[Dataset rows for apps and sites]

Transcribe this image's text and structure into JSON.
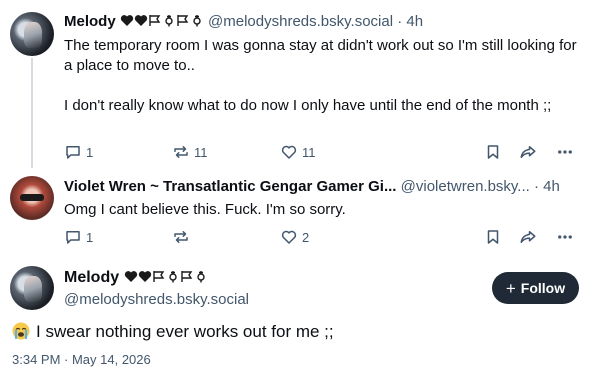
{
  "post1": {
    "display_name": "Melody",
    "handle": "@melodyshreds.bsky.social",
    "separator": "·",
    "time": "4h",
    "paragraph1": "The temporary room I was gonna stay at didn't work out so I'm still looking for a place to move to..",
    "paragraph2": "I don't really know what to do now I only have until the end of the month ;;",
    "replies": "1",
    "reposts": "11",
    "likes": "11"
  },
  "post2": {
    "display_name": "Violet Wren ~ Transatlantic Gengar Gamer Gi...",
    "handle": "@violetwren.bsky...",
    "separator": "·",
    "time": "4h",
    "text": "Omg I cant believe this. Fuck. I'm so sorry.",
    "replies": "1",
    "reposts": "",
    "likes": "2"
  },
  "main_post": {
    "display_name": "Melody",
    "handle": "@melodyshreds.bsky.social",
    "follow_label": "Follow",
    "text": "I swear nothing ever works out for me ;;",
    "timestamp": "3:34 PM · May 14, 2026"
  },
  "colors": {
    "text": "#0b0f14",
    "muted": "#42576c",
    "follow_bg": "#1f2a36"
  },
  "icons": [
    "reply-icon",
    "repost-icon",
    "like-icon",
    "bookmark-icon",
    "share-icon",
    "more-icon",
    "plus-icon",
    "crying-face-emoji"
  ]
}
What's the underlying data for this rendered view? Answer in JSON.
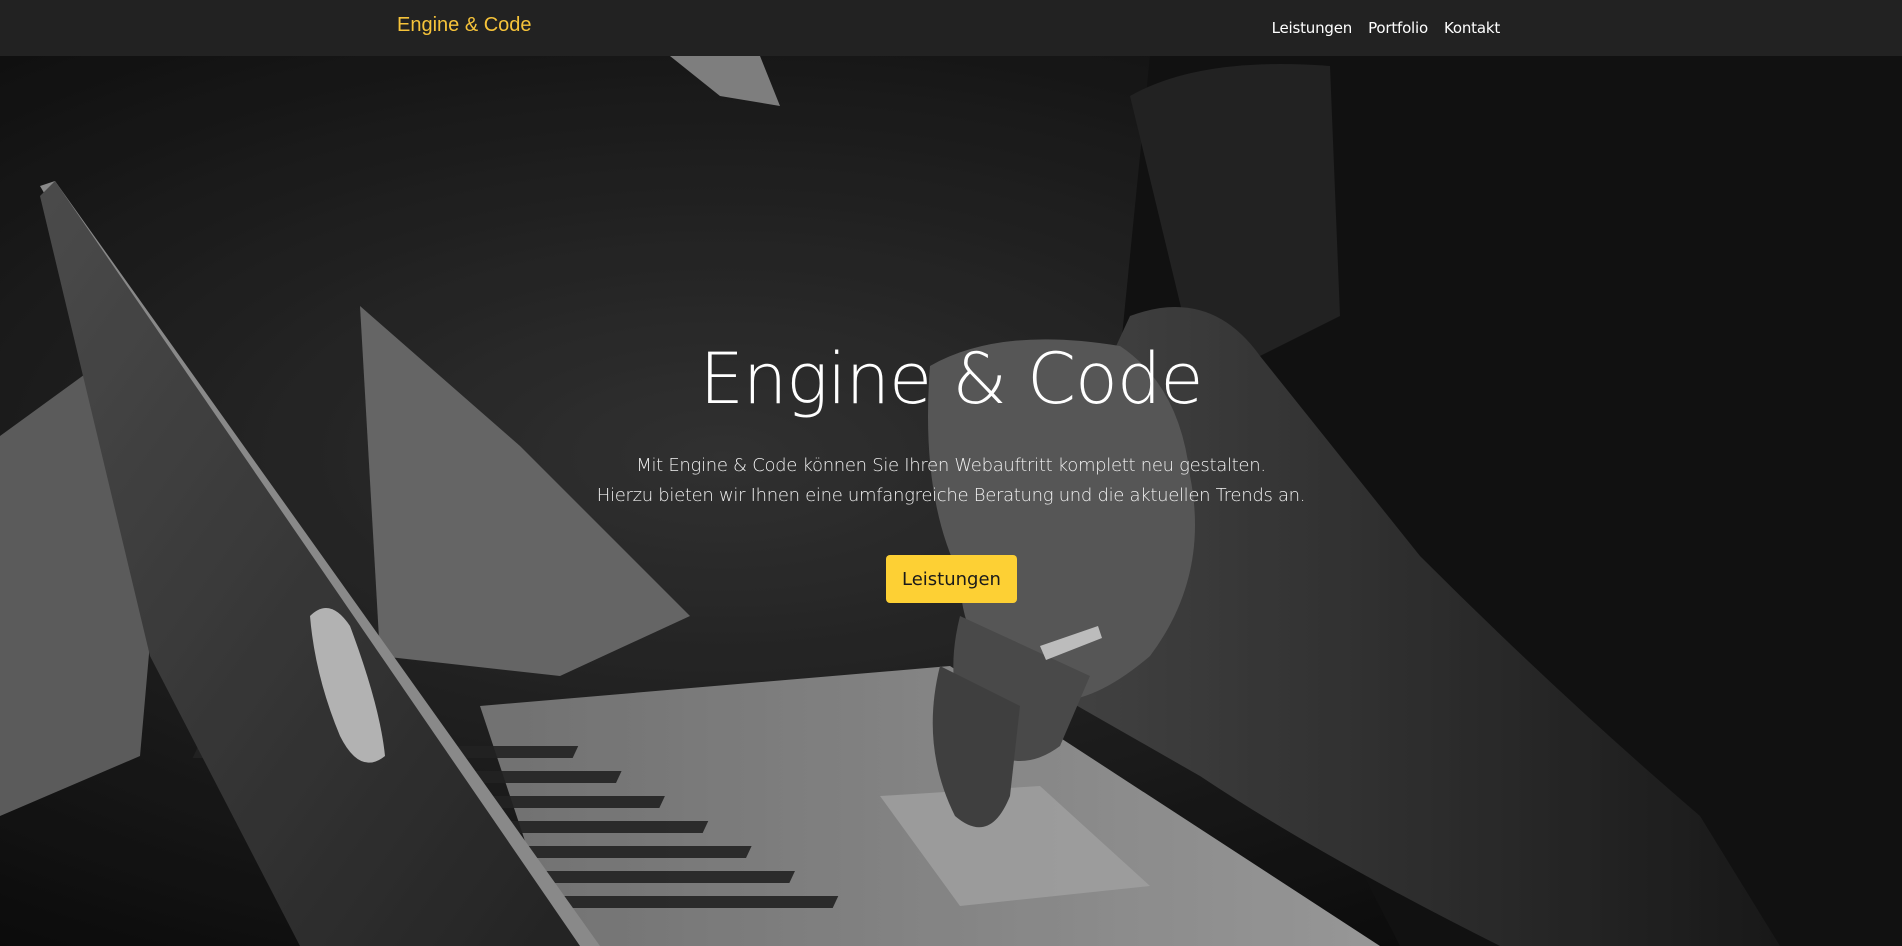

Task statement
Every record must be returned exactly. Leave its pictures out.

Solution to this problem
Transcribe this image's text and structure into JSON.
{
  "post1": {
    "display_name": "Melody",
    "handle": "@melodyshreds.bsky.social",
    "separator": "·",
    "time": "4h",
    "paragraph1": "The temporary room I was gonna stay at didn't work out so I'm still looking for a place to move to..",
    "paragraph2": "I don't really know what to do now I only have until the end of the month ;;",
    "replies": "1",
    "reposts": "11",
    "likes": "11"
  },
  "post2": {
    "display_name": "Violet Wren ~ Transatlantic Gengar Gamer Gi...",
    "handle": "@violetwren.bsky...",
    "separator": "·",
    "time": "4h",
    "text": "Omg I cant believe this. Fuck. I'm so sorry.",
    "replies": "1",
    "reposts": "",
    "likes": "2"
  },
  "main_post": {
    "display_name": "Melody",
    "handle": "@melodyshreds.bsky.social",
    "follow_label": "Follow",
    "text": "I swear nothing ever works out for me ;;",
    "timestamp": "3:34 PM · May 14, 2026"
  },
  "colors": {
    "text": "#0b0f14",
    "muted": "#42576c",
    "follow_bg": "#1f2a36"
  },
  "icons": [
    "reply-icon",
    "repost-icon",
    "like-icon",
    "bookmark-icon",
    "share-icon",
    "more-icon",
    "plus-icon",
    "crying-face-emoji"
  ]
}
What's the underlying data for this rendered view? Answer in JSON.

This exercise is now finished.